α-Adrenergic modulation of ionic currents in cultured parasympathetic neurons from rat intracardiac ganglia
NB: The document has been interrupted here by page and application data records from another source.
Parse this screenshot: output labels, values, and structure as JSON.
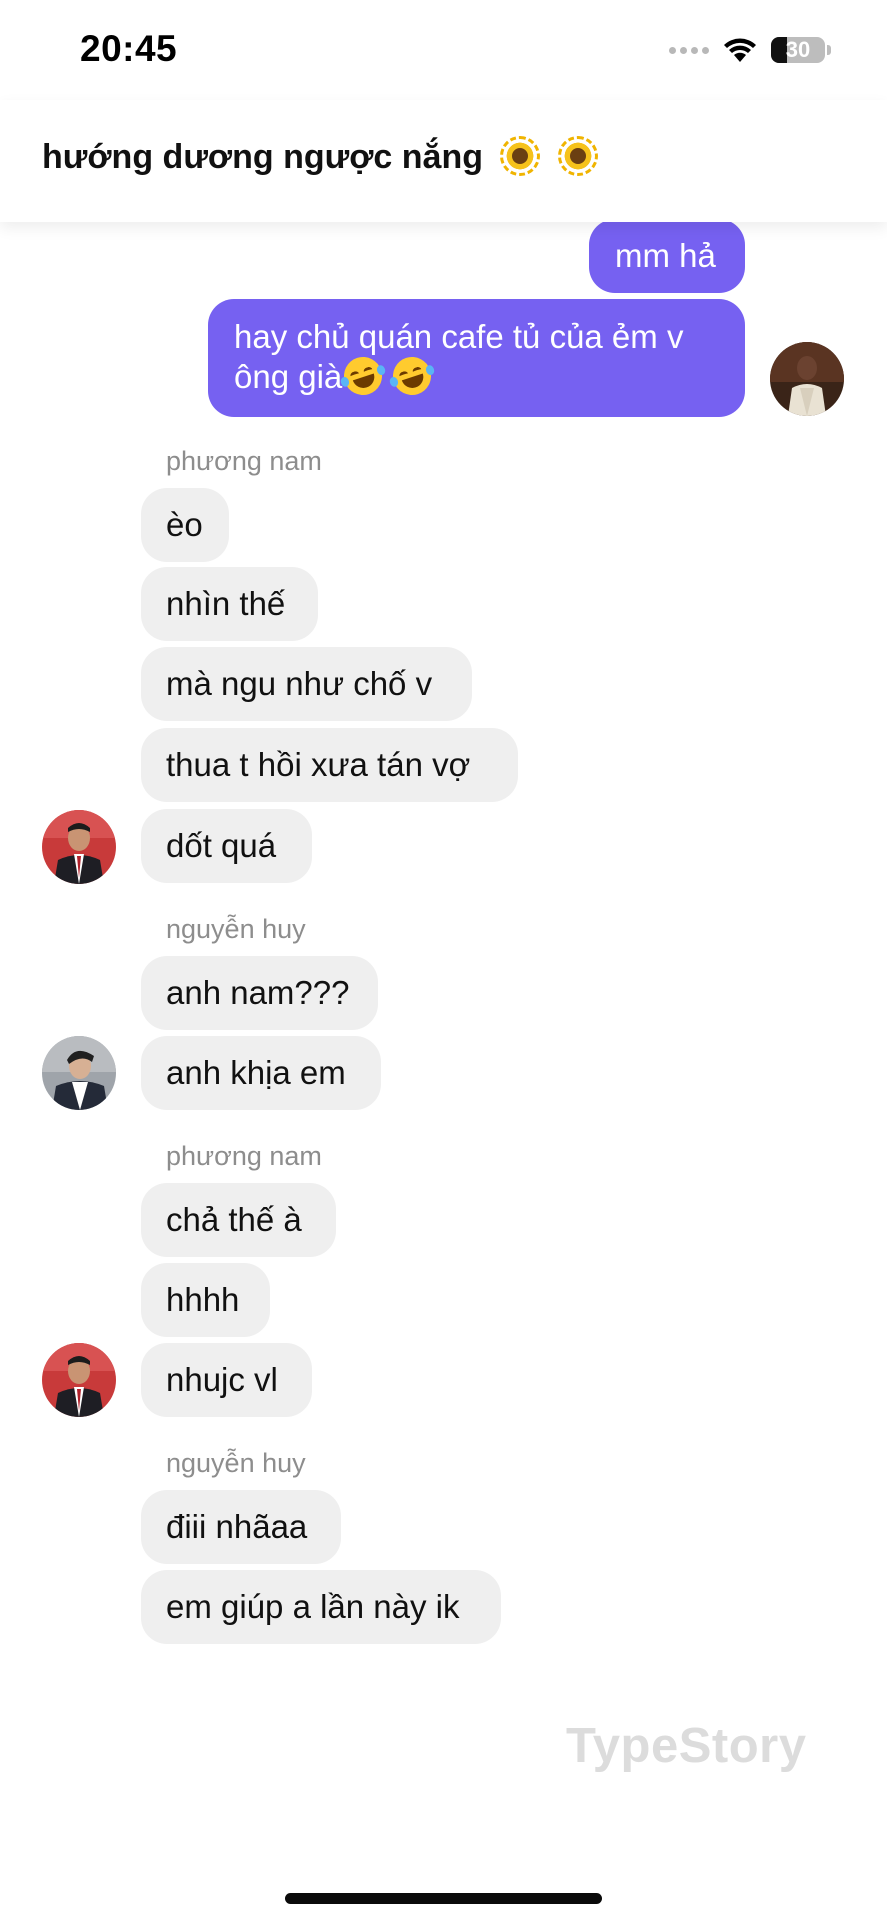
{
  "status_bar": {
    "time": "20:45",
    "battery_level": "30",
    "battery_fraction": 0.3
  },
  "header": {
    "title": "hướng dương ngược nắng",
    "icons": [
      "sunflower-icon",
      "sunflower-icon"
    ]
  },
  "messages": {
    "outgoing": [
      {
        "text": "mm hả"
      },
      {
        "line1": "hay chủ quán cafe tủ của ẻm v",
        "line2": "ông già",
        "emojis": [
          "rolling-on-floor-laughing-icon",
          "rolling-on-floor-laughing-icon"
        ]
      }
    ],
    "groups": [
      {
        "sender": "phương nam",
        "messages": [
          "èo",
          "nhìn thế",
          "mà ngu như chố v",
          "thua t hồi xưa tán vợ",
          "dốt quá"
        ]
      },
      {
        "sender": "nguyễn huy",
        "messages": [
          "anh nam???",
          "anh khịa em"
        ]
      },
      {
        "sender": "phương nam",
        "messages": [
          "chả thế à",
          "hhhh",
          "nhujc vl"
        ]
      },
      {
        "sender": "nguyễn huy",
        "messages": [
          "điii nhãaa",
          "em giúp a lần này ik"
        ]
      }
    ]
  },
  "watermark": "TypeStory",
  "colors": {
    "outgoing_bubble": "#7661f1",
    "incoming_bubble": "#efefef",
    "sender_name": "#8d8d8d",
    "watermark": "#dcdcdc"
  }
}
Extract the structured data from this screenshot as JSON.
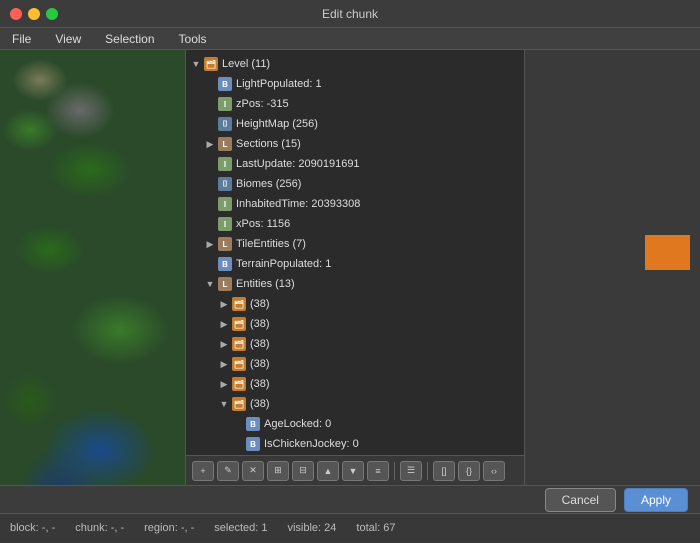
{
  "titleBar": {
    "title": "Edit chunk"
  },
  "menuBar": {
    "items": [
      "File",
      "View",
      "Selection",
      "Tools"
    ]
  },
  "treeView": {
    "items": [
      {
        "level": 0,
        "indent": 0,
        "arrow": "expanded",
        "iconType": "folder",
        "label": "Level (11)"
      },
      {
        "level": 1,
        "indent": 1,
        "arrow": "none",
        "iconType": "byte",
        "label": "LightPopulated: 1"
      },
      {
        "level": 1,
        "indent": 1,
        "arrow": "none",
        "iconType": "int",
        "label": "zPos: -315"
      },
      {
        "level": 1,
        "indent": 1,
        "arrow": "none",
        "iconType": "bytearray",
        "label": "HeightMap (256)"
      },
      {
        "level": 1,
        "indent": 1,
        "arrow": "collapsed",
        "iconType": "list",
        "label": "Sections (15)"
      },
      {
        "level": 1,
        "indent": 1,
        "arrow": "none",
        "iconType": "int",
        "label": "LastUpdate: 2090191691"
      },
      {
        "level": 1,
        "indent": 1,
        "arrow": "none",
        "iconType": "bytearray",
        "label": "Biomes (256)"
      },
      {
        "level": 1,
        "indent": 1,
        "arrow": "none",
        "iconType": "int",
        "label": "InhabitedTime: 20393308"
      },
      {
        "level": 1,
        "indent": 1,
        "arrow": "none",
        "iconType": "int",
        "label": "xPos: 1156"
      },
      {
        "level": 1,
        "indent": 1,
        "arrow": "collapsed",
        "iconType": "list",
        "label": "TileEntities (7)"
      },
      {
        "level": 1,
        "indent": 1,
        "arrow": "none",
        "iconType": "byte",
        "label": "TerrainPopulated: 1"
      },
      {
        "level": 1,
        "indent": 1,
        "arrow": "expanded",
        "iconType": "list",
        "label": "Entities (13)"
      },
      {
        "level": 2,
        "indent": 2,
        "arrow": "collapsed",
        "iconType": "folder",
        "label": "(38)"
      },
      {
        "level": 2,
        "indent": 2,
        "arrow": "collapsed",
        "iconType": "folder",
        "label": "(38)"
      },
      {
        "level": 2,
        "indent": 2,
        "arrow": "collapsed",
        "iconType": "folder",
        "label": "(38)"
      },
      {
        "level": 2,
        "indent": 2,
        "arrow": "collapsed",
        "iconType": "folder",
        "label": "(38)"
      },
      {
        "level": 2,
        "indent": 2,
        "arrow": "collapsed",
        "iconType": "folder",
        "label": "(38)"
      },
      {
        "level": 2,
        "indent": 2,
        "arrow": "expanded",
        "iconType": "folder",
        "label": "(38)"
      },
      {
        "level": 3,
        "indent": 3,
        "arrow": "none",
        "iconType": "byte",
        "label": "AgeLocked: 0"
      },
      {
        "level": 3,
        "indent": 3,
        "arrow": "none",
        "iconType": "byte",
        "label": "IsChickenJockey: 0"
      }
    ]
  },
  "toolbar": {
    "buttons": [
      "img",
      "img2",
      "img3",
      "img4",
      "img5",
      "img6",
      "img7",
      "img8",
      "sep",
      "list",
      "sep2",
      "arr1",
      "arr2",
      "arr3"
    ]
  },
  "footer": {
    "cancelLabel": "Cancel",
    "applyLabel": "Apply"
  },
  "statusBar": {
    "block": "block: -, -",
    "chunk": "chunk: -, -",
    "region": "region: -, -",
    "selected": "selected: 1",
    "visible": "visible: 24",
    "total": "total: 67"
  }
}
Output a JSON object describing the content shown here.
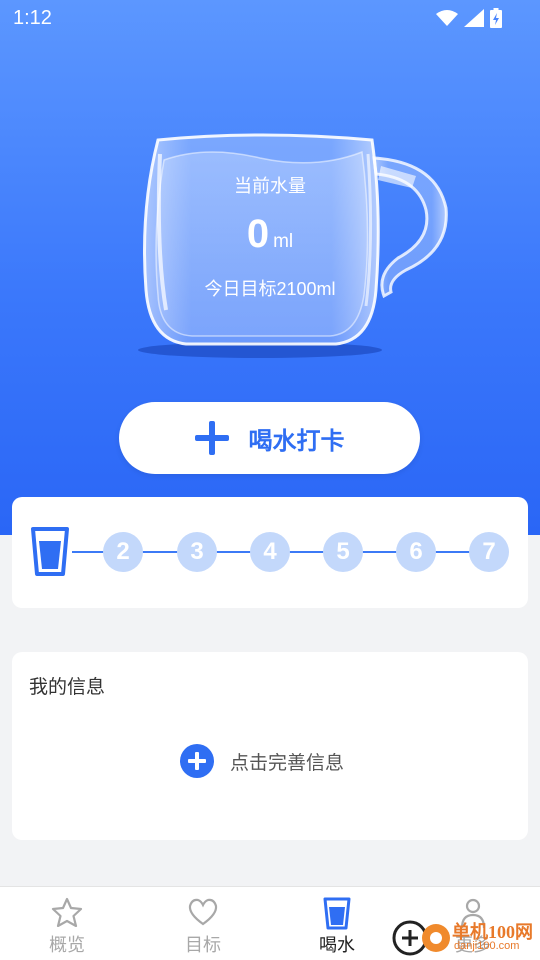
{
  "status": {
    "time": "1:12"
  },
  "cup": {
    "label": "当前水量",
    "amount": "0",
    "unit": "ml",
    "goal": "今日目标2100ml"
  },
  "checkin": {
    "label": "喝水打卡"
  },
  "progress": {
    "days": [
      "2",
      "3",
      "4",
      "5",
      "6",
      "7"
    ]
  },
  "info": {
    "title": "我的信息",
    "action": "点击完善信息"
  },
  "tabs": [
    {
      "label": "概览",
      "icon": "star-icon"
    },
    {
      "label": "目标",
      "icon": "heart-icon"
    },
    {
      "label": "喝水",
      "icon": "water-cup-icon"
    },
    {
      "label": "更多",
      "icon": "person-icon"
    }
  ],
  "watermark": {
    "text": "单机100网",
    "sub": "danji100.com"
  },
  "colors": {
    "primary": "#2f6ef3",
    "hero_top": "#5c97ff",
    "hero_bottom": "#2a66f6"
  }
}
1. Modulation of ionic conductances by α-adrenergic agonists was investigated in cultured parasympathetic neurons from rat intracardiac ganglia. Application of norepinephrine (NE, 25-100 μM) to the soma of isolated neurons reversibly reduced both the amplitude and duration of the Ca2+-dependent action potential evoked by injection of depolarizing current when Na+ and K+ currents were blocked pharmacologically. 2. In the whole- cell voltage-clamp mode, application of NE reversibly reduced the amplitude and rate of activation of Ca2+ current (I(Ca)). The amplitude inhibition was greater at the peak of the current (55%) than at the end of a 700-ms pulse (20%). Maximal doses of NE produced only ~60% inhibition of peak I(Ca) amplitude. 3. Inactivation of I(Ca) was best fit by the sum of two exponential functions in the absence of NE, but was described by a single exponential function in the presence of NE. These results suggest that NE preferentially inhibited a fast inactivating component of the Ca2+ current in these parasympathetic neurons. 4. NE reversibly reduced the amplitude of Ba2+ tail currents through open Ca channels at all voltages from -40 to +150 mV with a slight shift in the activation curve determined from the current-voltage (I-V) relationship for the tail currents. NE did not change the voltage dependence of the steady-state inactivation of the calcium channels. 5. NE inhibited Ca2+ current either in the absence or presence of nifedipine but to a lesser extent in the presence of ω-conotoxin (ω-CGTX), suggesting that the Ca channels inhibited by NE are predominantly ω-CGTX sensitive. 6. The inhibition of I(Ca) by NE was mimicked by the α1- adrenergic agonists methoxamine and phenylephrine and potentiated in the presence of the α2-adrenoceptor antagonist yohimbine (10 μM). NE inhibition of I(Ca) was antagonized by bath application of the α-adrenergic antagonist phentolamine (1 μM), but not by prazosin (1-10 μM), yohimbine, or the β-adrenergic antagonist propranolol (1 μM). Taken together, these results suggest that NE inhibition of Ca2+ current in rat parasympathetic cardiac neurons is mediated by an α-adrenergic receptor with properties that may differ from α1- and α2-adrenoceptors. 7. In ~35% of neurons studied, NE not only reduced depolarization-activated inward Ca2+ current but also increased an outward current, with a shift of the I-V curve and reversal potential to more negative voltages. Replacement of the Cs+ in the pipette by a larger sized cation, arginine, attenuated the NE-induced increase in outward current. This NE-activated current appeared to be a time-independent background current carried by small cations. 8. The inhibition of I(Ca) and activation of background current by NE were mimicked by intracellular application of guanosine-5'-O-(3-thiotriphosphate) (100 μM) and antagonized by either intracellular application of guanosine-5'-O-(2-thiodiphosphate) (100 μM) or pretreatment of the neurons with pertussis toxin. Thus activation of α-adrenergic receptors by NE and modulation of I(Ca) and background current is coupled by a pertussis toxin-sensitive G-protein(s). 9. NE-induced inhibition of I(Ca) and activation of background current were not mimicked by activators of adenylate cyclase nor protein kinase activators or inhibitors, suggesting that neither adenosine 3',5'-cyclic monophosphate- protein kinase A nor diacylglycerol (DAG)-protein kinase C second messenger pathways mediate NE modulation of the ionic currents. 10. This modulation of ionic conductances in rat intracardiac neurons by NE may contribute to the positive chronotropic effect observed in the mammalian heart on stimulation of sympathetic nerve terminals.